In neuronal population signals, including the electroencephalogram (EEG) and electrocorticogram (ECoG), the low-frequency component (LFC) is particularly informative about motor behavior and can be used for decoding movement parameters for brain-machine interface (BMI) applications. An idea previously expressed, but as of yet not quantitatively tested, is that it is the LFC phase that is the main source of decodable information. To test this issue, we analyzed human ECoG recorded during a game-like, one-dimensional, continuous motor task with a novel decoding method suitable for unfolding magnitude and phase explicitly into a complex-valued, time-frequency signal representation, enabling quantification of the decodable information within the temporal, spatial and frequency domains and allowing disambiguation of the phase contribution from that of the spectral magnitude. The decoding accuracy based only on phase information was substantially (at least 2 fold) and significantly higher than that based only on magnitudes for position, velocity and acceleration. The frequency profile of movement-related information in the ECoG data matched well with the frequency profile expected when assuming a close time-domain correlate of movement velocity in the ECoG, e.g., a (noisy) “copy” of hand velocity. No such match was observed with the frequency profiles expected when assuming a copy of either hand position or acceleration. There was also no indication of additional magnitude-based mechanisms encoding movement information in the LFC range. Thus, our study contributes to elucidating the nature of the informative LFC of motor cortical population activity and may hence contribute to improve decoding strategies and BMI performance.
Keywords: brain-machine interfaces, low-frequency component, phase, decoding, Fourier descriptors, multiple linear regression, continuous movement
Citation: Hammer J, Fischer J, Ruescher J, Schulze-Bonhage A, Aertsen A and Ball T (2013) The role of ECoG magnitude and phase in decoding position, velocity, and acceleration during continuous motor behavior. Front. Neurosci. 7:200. doi: 10.3389/fnins.2013.00200
Received: 13 March 2013; Accepted: 10 October 2013;
Published online: 01 November 2013.
Edited by:Eberhard E. Fetz, University of Washington, USA
Reviewed by:Dennis J. McFarland, Wadsworth Center for Laboratories and Research, USA
Copyright © 2013 Hammer, Fischer, Ruescher, Schulze-Bonhage, Aertsen and Ball.

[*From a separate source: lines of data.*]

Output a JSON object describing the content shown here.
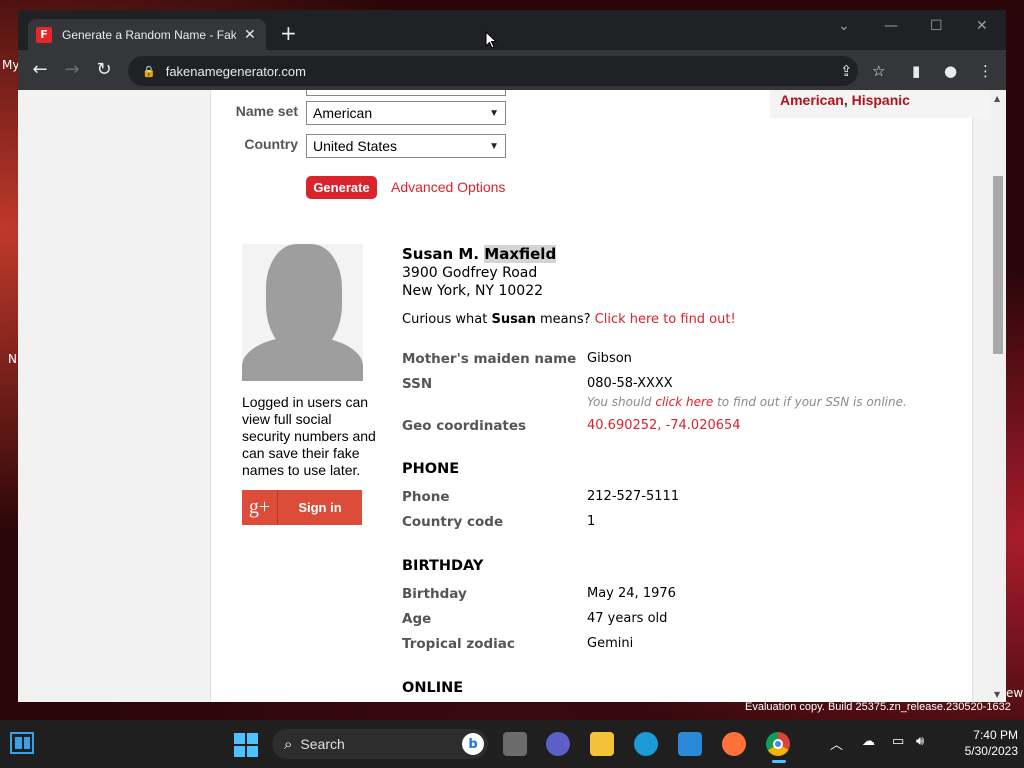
{
  "browser": {
    "tab_title": "Generate a Random Name - Fake",
    "tab_favicon": "F",
    "url": "fakenamegenerator.com",
    "icons": [
      "back-icon",
      "forward-icon",
      "reload-icon",
      "lock-icon",
      "share-icon",
      "star-icon",
      "sidepanel-icon",
      "profile-icon",
      "menu-icon"
    ]
  },
  "desktop": {
    "label_1": "My",
    "label_2": "N",
    "label_3": "ew"
  },
  "form": {
    "nameset_label": "Name set",
    "nameset_value": "American",
    "country_label": "Country",
    "country_value": "United States",
    "generate_label": "Generate",
    "advanced_label": "Advanced Options",
    "infobox_red_1": "American",
    "infobox_sep": ", ",
    "infobox_red_2": "Hispanic"
  },
  "sidebar": {
    "note": "Logged in users can view full social security numbers and can save their fake names to use later.",
    "gplus_icon": "g+",
    "signin_label": "Sign in"
  },
  "person": {
    "name_first": "Susan M. ",
    "name_last": "Maxfield",
    "address_1": "3900 Godfrey Road",
    "address_2": "New York, NY 10022",
    "curious_pre": "Curious what ",
    "curious_name": "Susan",
    "curious_mid": " means? ",
    "curious_link": "Click here to find out!",
    "maiden_label": "Mother's maiden name",
    "maiden_value": "Gibson",
    "ssn_label": "SSN",
    "ssn_value": "080-58-XXXX",
    "ssn_note_pre": "You should ",
    "ssn_note_link": "click here",
    "ssn_note_post": " to find out if your SSN is online.",
    "geo_label": "Geo coordinates",
    "geo_value": "40.690252, -74.020654",
    "phone_heading": "PHONE",
    "phone_label": "Phone",
    "phone_value": "212-527-5111",
    "country_code_label": "Country code",
    "country_code_value": "1",
    "birthday_heading": "BIRTHDAY",
    "birthday_label": "Birthday",
    "birthday_value": "May 24, 1976",
    "age_label": "Age",
    "age_value": "47 years old",
    "zodiac_label": "Tropical zodiac",
    "zodiac_value": "Gemini",
    "online_heading": "ONLINE"
  },
  "taskbar": {
    "search_label": "Search",
    "time": "7:40 PM",
    "date": "5/30/2023",
    "watermark": "Evaluation copy. Build 25375.zn_release.230520-1632"
  },
  "colors": {
    "accent_red": "#d9232d",
    "browser_dark": "#202124",
    "taskbar": "#1f1f1f"
  }
}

This is an open-access article distributed under the terms of the Creative Commons Attribution License (CC BY). The use, distribution or reproduction in other forums is permitted, provided the original author(s) or licensor are credited and that the original publication in this journal is cited, in accordance with accepted academic practice. No use, distribution or reproduction is permitted which does not comply with these terms.
*Correspondence: Jiri Hammer, Research Group Tonio Ball, Engelbergerstr. 21, 79106 Freiburg, Germany e-mail: firstname.lastname@example.org